_Exercise prompt_:
Lines in the listing that hold the string "true" need to be tallied, and the total given alone.

_Records supplied_:
- - -
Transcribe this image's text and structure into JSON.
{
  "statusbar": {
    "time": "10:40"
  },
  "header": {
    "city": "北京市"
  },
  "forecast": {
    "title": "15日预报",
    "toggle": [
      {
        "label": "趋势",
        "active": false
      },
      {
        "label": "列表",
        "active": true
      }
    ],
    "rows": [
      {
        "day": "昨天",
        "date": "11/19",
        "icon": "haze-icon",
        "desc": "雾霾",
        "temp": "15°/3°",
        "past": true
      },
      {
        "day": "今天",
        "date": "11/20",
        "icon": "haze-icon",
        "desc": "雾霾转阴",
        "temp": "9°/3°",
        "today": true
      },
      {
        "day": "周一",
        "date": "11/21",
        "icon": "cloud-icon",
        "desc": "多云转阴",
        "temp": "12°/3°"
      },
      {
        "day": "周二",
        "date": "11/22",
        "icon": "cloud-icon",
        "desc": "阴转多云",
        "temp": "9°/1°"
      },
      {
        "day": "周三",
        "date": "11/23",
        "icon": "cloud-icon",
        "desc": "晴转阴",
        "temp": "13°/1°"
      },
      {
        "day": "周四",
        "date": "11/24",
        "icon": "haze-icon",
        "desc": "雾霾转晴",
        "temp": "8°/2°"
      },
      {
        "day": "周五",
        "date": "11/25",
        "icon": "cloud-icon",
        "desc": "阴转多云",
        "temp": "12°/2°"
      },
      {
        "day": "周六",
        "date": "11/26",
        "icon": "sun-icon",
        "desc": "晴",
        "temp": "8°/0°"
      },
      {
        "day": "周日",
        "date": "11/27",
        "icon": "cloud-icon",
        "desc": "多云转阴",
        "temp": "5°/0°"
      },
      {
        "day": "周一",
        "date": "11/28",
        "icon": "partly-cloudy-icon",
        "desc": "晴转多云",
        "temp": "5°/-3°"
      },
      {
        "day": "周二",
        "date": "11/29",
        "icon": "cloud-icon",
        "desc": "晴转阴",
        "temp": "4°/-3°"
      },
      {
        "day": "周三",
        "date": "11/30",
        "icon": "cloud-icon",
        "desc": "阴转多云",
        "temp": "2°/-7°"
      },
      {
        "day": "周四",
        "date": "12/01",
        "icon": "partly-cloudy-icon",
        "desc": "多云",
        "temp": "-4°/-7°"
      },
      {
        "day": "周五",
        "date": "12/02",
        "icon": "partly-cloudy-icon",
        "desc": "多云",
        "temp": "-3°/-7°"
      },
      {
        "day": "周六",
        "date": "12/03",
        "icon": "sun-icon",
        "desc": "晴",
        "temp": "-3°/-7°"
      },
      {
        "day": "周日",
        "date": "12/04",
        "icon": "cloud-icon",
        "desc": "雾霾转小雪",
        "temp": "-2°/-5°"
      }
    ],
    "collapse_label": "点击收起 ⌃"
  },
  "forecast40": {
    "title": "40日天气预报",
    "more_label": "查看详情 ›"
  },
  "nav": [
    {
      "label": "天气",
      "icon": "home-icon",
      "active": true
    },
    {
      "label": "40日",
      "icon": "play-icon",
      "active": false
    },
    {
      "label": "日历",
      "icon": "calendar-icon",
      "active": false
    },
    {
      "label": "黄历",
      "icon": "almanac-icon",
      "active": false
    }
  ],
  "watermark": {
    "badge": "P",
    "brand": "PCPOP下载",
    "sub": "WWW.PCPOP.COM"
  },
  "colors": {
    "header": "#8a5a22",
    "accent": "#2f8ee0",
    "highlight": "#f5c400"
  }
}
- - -
_Output of the task_:
4